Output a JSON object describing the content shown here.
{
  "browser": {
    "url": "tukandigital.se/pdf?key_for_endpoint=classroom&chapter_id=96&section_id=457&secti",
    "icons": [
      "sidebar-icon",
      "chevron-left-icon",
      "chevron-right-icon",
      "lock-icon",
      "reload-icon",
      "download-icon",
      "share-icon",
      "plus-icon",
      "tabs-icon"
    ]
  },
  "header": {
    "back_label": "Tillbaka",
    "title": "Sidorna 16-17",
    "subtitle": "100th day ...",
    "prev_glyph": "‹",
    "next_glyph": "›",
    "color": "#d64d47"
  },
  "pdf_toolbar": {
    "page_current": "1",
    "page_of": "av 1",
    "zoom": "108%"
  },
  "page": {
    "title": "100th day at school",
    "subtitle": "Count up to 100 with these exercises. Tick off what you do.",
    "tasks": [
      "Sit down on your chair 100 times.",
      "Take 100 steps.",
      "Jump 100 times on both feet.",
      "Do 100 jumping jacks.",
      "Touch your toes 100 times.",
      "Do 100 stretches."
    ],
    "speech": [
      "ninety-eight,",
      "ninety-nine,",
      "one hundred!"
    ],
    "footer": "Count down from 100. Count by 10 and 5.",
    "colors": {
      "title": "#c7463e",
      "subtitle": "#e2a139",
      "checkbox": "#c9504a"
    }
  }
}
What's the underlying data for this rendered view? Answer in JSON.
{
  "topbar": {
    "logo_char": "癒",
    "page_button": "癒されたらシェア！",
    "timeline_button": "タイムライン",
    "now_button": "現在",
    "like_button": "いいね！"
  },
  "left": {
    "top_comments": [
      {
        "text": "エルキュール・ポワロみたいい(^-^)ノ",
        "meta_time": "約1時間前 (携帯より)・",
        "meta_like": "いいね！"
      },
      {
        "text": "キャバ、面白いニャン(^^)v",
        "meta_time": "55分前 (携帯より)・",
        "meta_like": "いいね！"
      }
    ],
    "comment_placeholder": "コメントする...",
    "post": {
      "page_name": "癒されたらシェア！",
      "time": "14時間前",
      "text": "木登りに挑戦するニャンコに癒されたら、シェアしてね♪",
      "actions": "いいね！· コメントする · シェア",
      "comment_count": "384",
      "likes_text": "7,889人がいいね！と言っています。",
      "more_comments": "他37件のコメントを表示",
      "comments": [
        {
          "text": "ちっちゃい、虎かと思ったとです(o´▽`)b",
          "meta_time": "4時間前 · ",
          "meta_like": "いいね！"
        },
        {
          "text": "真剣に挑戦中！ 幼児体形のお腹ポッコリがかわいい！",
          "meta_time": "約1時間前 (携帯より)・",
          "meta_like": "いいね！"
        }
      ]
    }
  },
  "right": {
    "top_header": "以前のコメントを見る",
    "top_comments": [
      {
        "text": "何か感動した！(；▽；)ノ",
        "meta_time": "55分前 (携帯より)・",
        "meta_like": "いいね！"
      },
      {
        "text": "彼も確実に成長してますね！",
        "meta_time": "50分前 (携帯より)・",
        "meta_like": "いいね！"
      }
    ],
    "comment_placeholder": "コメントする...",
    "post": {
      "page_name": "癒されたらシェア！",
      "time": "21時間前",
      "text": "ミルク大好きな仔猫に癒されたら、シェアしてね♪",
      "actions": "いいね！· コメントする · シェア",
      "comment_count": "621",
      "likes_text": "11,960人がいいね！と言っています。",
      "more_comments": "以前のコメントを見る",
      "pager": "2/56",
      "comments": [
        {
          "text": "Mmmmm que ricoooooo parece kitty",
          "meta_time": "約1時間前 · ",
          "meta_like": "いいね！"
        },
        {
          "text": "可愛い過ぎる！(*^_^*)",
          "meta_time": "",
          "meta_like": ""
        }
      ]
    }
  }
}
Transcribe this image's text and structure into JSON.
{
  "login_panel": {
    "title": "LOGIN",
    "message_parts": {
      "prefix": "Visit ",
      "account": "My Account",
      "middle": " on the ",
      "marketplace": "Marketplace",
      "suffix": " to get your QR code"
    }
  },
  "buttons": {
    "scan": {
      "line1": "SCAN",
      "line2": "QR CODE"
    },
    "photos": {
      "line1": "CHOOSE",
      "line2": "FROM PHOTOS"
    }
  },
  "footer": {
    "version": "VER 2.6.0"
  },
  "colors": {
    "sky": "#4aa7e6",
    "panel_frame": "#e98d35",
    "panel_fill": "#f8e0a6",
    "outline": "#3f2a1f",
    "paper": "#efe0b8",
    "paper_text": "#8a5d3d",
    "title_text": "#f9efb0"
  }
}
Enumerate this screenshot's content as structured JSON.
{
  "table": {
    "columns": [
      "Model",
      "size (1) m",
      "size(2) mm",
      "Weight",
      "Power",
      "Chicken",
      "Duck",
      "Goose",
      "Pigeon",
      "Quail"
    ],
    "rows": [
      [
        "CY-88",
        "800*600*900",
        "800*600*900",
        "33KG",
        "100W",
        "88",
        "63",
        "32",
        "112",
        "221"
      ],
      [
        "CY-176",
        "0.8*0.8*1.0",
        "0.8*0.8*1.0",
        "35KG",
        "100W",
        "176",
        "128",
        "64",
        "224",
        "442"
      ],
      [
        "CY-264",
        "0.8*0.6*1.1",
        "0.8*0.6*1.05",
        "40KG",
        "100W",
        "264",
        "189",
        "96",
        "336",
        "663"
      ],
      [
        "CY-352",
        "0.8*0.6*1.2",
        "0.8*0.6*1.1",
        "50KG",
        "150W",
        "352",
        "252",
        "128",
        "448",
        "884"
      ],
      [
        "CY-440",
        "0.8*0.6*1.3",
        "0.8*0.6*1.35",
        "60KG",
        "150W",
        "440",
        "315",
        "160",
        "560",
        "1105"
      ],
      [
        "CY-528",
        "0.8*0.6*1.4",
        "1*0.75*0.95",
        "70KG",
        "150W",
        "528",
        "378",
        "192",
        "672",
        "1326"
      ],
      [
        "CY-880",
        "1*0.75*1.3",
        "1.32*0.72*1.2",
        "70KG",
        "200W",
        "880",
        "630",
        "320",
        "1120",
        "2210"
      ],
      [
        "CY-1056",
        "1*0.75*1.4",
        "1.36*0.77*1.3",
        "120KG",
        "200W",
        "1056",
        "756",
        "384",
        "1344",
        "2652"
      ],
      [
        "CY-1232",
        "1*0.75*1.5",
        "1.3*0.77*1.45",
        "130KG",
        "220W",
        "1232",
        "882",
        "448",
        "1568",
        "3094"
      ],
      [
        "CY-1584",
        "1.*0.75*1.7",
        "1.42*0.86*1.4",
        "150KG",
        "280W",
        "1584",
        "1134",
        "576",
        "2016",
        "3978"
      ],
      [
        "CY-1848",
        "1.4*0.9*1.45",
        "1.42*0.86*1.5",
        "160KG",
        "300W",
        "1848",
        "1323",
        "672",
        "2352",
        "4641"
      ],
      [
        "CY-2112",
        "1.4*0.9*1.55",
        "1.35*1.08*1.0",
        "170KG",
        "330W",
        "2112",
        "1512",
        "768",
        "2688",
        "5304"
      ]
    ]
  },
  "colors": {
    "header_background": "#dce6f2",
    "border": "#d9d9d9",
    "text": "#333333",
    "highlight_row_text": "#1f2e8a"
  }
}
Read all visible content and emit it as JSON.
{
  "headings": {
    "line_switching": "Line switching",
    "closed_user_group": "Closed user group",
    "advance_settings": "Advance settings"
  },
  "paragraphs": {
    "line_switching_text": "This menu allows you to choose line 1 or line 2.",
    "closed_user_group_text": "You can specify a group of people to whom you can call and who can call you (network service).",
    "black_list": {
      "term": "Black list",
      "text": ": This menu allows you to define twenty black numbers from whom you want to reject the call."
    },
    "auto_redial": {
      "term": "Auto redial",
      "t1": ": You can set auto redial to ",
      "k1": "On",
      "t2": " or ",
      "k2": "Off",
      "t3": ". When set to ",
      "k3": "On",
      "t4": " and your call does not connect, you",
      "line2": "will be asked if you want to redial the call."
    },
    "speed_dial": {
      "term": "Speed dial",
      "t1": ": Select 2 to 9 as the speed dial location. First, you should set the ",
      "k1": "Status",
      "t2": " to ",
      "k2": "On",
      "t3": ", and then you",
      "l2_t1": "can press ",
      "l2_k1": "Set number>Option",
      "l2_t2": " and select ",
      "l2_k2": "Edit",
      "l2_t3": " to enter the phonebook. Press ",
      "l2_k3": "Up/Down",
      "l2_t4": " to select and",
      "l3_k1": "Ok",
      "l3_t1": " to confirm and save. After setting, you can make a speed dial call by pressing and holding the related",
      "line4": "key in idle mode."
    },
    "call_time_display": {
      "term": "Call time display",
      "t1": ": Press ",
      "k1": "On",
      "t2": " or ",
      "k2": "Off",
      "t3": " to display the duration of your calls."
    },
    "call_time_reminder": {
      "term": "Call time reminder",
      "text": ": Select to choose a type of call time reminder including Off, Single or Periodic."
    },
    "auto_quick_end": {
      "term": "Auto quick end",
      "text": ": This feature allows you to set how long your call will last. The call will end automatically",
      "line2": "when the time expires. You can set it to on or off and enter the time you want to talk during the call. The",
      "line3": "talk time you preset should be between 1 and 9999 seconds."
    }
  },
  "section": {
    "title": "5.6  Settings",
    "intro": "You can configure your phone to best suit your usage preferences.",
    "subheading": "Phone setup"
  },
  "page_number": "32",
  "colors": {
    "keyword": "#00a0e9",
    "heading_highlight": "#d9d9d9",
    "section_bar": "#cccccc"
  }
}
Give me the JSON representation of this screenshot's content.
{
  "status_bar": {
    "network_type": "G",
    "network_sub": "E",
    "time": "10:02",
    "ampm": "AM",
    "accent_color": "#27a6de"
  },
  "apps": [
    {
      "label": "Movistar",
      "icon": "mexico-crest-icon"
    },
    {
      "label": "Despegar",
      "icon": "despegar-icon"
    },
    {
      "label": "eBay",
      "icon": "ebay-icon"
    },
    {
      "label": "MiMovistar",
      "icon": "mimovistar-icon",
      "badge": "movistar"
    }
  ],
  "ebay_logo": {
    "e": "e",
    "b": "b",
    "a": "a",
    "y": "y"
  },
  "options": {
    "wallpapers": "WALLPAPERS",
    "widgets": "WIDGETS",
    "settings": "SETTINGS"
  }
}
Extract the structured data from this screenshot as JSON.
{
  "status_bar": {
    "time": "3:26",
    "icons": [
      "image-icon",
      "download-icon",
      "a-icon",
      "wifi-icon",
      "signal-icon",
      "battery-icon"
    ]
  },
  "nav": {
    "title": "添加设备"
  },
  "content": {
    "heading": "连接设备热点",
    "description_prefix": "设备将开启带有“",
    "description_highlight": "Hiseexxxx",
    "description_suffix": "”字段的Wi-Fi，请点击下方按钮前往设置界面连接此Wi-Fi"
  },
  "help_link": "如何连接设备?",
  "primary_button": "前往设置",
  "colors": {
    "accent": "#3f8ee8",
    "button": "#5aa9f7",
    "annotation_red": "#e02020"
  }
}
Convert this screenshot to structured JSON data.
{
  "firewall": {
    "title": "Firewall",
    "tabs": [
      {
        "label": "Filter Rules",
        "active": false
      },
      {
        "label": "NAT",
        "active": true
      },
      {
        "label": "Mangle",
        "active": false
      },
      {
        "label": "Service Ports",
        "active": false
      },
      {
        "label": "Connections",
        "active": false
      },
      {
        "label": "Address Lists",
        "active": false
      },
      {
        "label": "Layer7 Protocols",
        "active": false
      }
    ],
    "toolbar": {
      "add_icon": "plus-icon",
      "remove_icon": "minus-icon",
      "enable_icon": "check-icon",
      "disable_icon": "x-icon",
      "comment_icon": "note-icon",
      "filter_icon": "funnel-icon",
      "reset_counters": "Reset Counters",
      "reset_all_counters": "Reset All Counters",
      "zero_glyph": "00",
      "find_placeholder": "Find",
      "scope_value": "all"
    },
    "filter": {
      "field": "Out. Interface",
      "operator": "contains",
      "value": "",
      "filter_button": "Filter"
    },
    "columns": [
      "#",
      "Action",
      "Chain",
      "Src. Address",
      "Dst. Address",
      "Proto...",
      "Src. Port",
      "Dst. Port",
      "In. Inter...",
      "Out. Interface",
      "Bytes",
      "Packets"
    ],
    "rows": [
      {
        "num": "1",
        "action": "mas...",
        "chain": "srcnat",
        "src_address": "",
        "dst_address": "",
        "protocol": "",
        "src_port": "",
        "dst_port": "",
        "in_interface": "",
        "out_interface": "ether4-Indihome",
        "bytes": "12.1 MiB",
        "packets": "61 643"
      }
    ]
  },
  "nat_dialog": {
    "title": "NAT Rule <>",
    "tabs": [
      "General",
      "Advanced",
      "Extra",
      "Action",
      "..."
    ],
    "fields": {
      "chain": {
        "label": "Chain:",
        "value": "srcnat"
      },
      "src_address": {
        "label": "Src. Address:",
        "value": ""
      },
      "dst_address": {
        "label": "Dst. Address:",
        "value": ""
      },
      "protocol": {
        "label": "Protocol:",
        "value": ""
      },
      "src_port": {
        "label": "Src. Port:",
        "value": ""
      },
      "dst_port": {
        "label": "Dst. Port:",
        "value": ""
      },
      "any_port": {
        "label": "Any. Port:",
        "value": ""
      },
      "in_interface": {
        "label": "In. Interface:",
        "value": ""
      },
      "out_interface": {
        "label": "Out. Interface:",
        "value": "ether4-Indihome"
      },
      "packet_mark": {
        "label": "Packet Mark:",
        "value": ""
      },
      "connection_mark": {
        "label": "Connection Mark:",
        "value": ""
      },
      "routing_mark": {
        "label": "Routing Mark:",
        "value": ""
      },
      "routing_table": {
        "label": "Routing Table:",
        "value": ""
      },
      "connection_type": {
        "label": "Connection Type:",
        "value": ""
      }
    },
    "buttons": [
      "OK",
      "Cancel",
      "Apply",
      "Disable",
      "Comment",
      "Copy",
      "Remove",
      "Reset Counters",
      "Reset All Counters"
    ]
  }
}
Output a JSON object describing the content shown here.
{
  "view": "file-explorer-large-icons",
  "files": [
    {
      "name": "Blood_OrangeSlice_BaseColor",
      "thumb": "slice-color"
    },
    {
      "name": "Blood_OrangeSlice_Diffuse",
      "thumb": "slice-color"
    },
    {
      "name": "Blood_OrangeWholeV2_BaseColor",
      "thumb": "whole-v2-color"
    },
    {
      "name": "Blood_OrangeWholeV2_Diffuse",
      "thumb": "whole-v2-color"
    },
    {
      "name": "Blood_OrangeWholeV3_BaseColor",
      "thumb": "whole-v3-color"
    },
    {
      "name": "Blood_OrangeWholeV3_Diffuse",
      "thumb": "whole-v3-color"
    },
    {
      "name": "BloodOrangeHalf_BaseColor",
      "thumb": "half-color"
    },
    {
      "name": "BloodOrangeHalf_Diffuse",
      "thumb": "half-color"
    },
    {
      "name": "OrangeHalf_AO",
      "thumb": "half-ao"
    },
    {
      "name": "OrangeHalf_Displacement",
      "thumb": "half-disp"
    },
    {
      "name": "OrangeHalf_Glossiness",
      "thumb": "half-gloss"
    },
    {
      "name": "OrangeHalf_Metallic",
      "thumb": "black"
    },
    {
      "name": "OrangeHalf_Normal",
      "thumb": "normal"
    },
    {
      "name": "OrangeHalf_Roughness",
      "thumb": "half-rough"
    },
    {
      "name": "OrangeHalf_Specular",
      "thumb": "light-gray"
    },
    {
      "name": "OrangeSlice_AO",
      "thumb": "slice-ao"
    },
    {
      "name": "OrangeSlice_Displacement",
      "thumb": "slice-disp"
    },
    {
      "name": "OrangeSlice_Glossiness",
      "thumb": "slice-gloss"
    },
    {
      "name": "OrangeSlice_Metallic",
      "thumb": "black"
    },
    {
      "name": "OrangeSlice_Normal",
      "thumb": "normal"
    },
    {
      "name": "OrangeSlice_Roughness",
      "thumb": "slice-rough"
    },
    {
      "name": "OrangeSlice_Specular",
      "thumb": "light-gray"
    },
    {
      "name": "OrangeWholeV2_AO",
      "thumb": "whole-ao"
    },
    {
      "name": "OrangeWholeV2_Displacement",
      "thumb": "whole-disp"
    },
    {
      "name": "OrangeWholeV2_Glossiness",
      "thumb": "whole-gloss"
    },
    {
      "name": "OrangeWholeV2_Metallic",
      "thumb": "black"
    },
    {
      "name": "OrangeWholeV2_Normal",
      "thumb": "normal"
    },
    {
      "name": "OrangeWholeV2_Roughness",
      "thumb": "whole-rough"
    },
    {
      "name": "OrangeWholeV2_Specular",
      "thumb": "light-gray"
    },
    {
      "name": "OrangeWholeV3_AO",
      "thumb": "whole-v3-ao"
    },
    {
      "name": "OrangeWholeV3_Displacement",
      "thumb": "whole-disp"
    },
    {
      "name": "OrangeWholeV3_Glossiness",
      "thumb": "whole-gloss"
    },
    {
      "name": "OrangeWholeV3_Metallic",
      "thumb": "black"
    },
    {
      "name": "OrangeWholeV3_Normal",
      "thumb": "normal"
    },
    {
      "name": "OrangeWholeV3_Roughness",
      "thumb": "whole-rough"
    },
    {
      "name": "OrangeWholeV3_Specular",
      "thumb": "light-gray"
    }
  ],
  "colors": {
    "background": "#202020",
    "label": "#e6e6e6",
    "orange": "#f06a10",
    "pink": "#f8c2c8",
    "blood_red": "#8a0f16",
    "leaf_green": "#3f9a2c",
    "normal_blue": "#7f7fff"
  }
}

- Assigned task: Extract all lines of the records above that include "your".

- Exercise response:
      "Sit down on your chair 100 times.",
      "Touch your toes 100 times.",
      "suffix": " to get your QR code"
      "t4": " and your call does not connect, you",
      "t3": " to display the duration of your calls."
      "text": ": This feature allows you to set how long your call will last. The call will end automatically",
    "intro": "You can configure your phone to best suit your usage preferences.",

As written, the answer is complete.